──────── Record set

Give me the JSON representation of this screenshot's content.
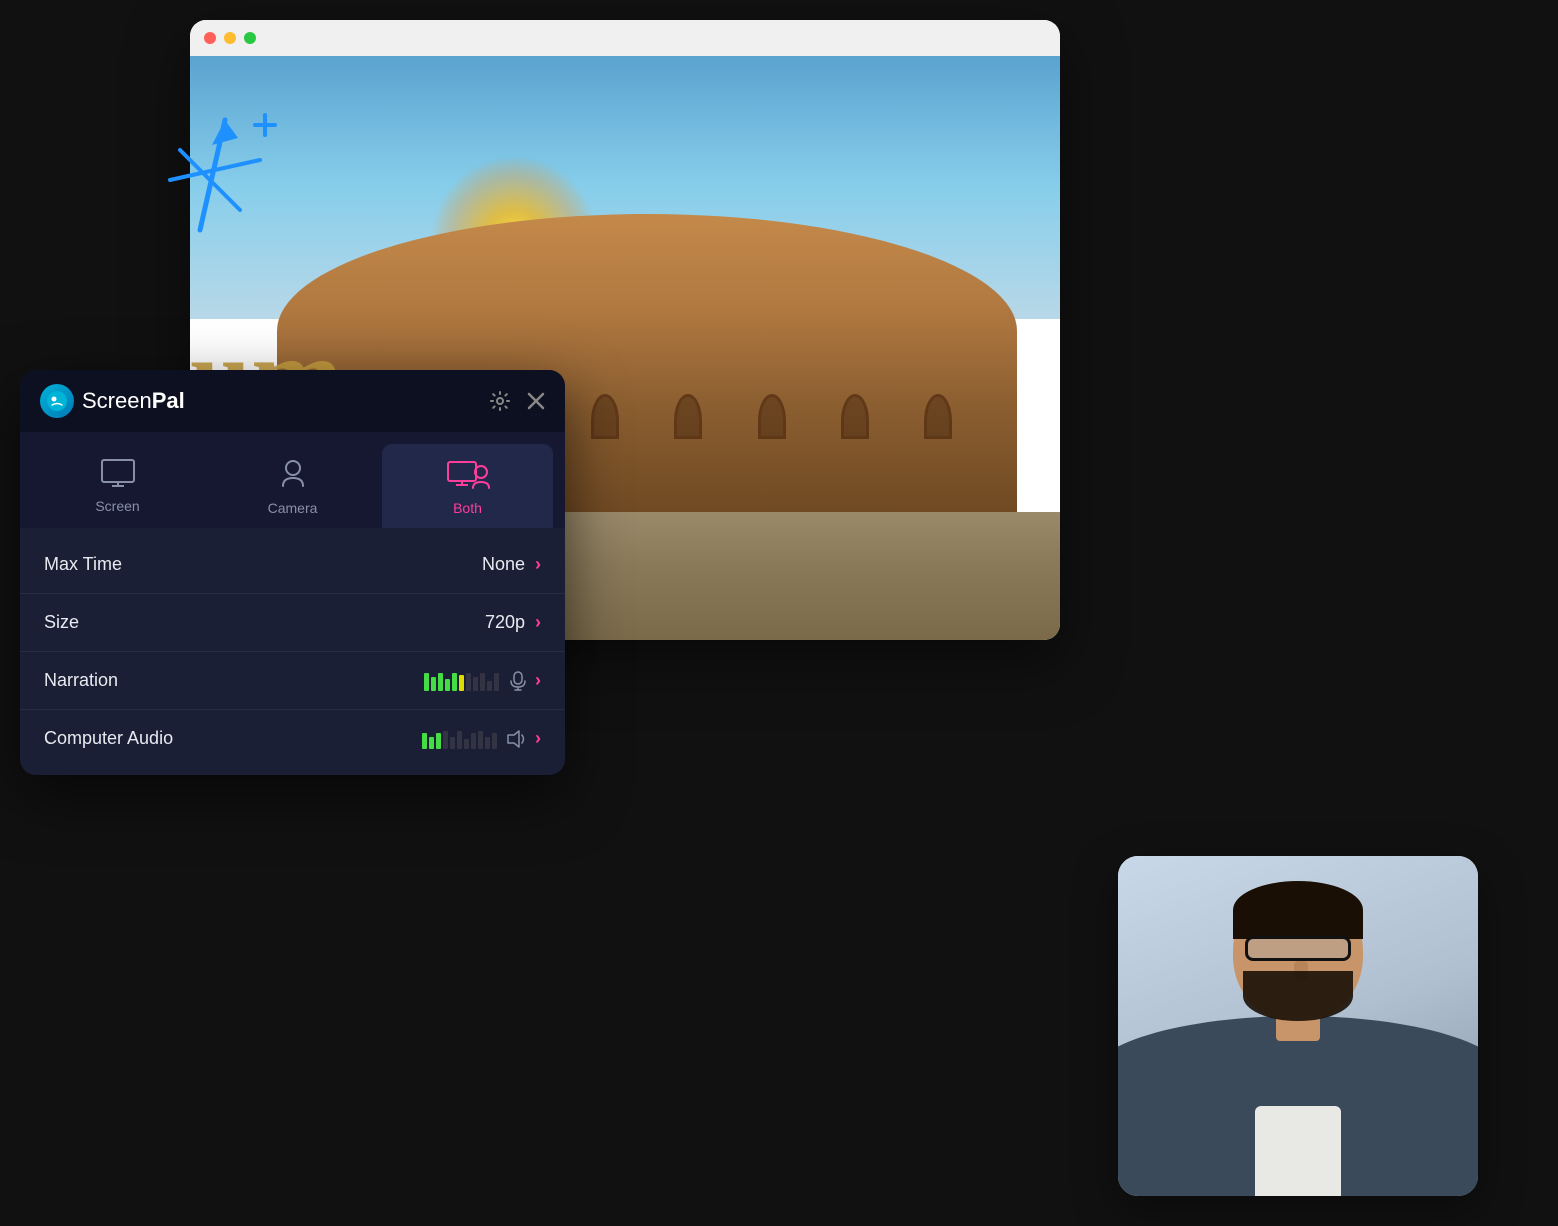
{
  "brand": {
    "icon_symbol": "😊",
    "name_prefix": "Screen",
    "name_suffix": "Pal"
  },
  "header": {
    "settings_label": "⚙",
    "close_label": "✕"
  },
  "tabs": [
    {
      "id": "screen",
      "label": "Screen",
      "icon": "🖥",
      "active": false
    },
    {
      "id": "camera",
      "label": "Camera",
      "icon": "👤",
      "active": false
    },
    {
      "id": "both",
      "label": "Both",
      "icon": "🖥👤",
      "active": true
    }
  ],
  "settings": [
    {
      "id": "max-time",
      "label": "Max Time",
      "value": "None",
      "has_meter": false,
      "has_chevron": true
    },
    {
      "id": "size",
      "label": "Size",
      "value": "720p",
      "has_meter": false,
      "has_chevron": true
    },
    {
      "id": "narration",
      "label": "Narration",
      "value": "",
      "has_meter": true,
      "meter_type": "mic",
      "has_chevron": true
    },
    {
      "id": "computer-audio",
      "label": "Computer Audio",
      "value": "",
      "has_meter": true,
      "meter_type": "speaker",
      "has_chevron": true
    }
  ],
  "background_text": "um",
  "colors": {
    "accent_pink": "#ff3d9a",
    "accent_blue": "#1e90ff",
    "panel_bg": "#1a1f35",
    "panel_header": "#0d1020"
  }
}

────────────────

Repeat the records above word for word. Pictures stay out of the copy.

Give me the JSON representation of this screenshot's content.
{
  "brand": {
    "icon_symbol": "😊",
    "name_prefix": "Screen",
    "name_suffix": "Pal"
  },
  "header": {
    "settings_label": "⚙",
    "close_label": "✕"
  },
  "tabs": [
    {
      "id": "screen",
      "label": "Screen",
      "icon": "🖥",
      "active": false
    },
    {
      "id": "camera",
      "label": "Camera",
      "icon": "👤",
      "active": false
    },
    {
      "id": "both",
      "label": "Both",
      "icon": "🖥👤",
      "active": true
    }
  ],
  "settings": [
    {
      "id": "max-time",
      "label": "Max Time",
      "value": "None",
      "has_meter": false,
      "has_chevron": true
    },
    {
      "id": "size",
      "label": "Size",
      "value": "720p",
      "has_meter": false,
      "has_chevron": true
    },
    {
      "id": "narration",
      "label": "Narration",
      "value": "",
      "has_meter": true,
      "meter_type": "mic",
      "has_chevron": true
    },
    {
      "id": "computer-audio",
      "label": "Computer Audio",
      "value": "",
      "has_meter": true,
      "meter_type": "speaker",
      "has_chevron": true
    }
  ],
  "background_text": "um",
  "colors": {
    "accent_pink": "#ff3d9a",
    "accent_blue": "#1e90ff",
    "panel_bg": "#1a1f35",
    "panel_header": "#0d1020"
  }
}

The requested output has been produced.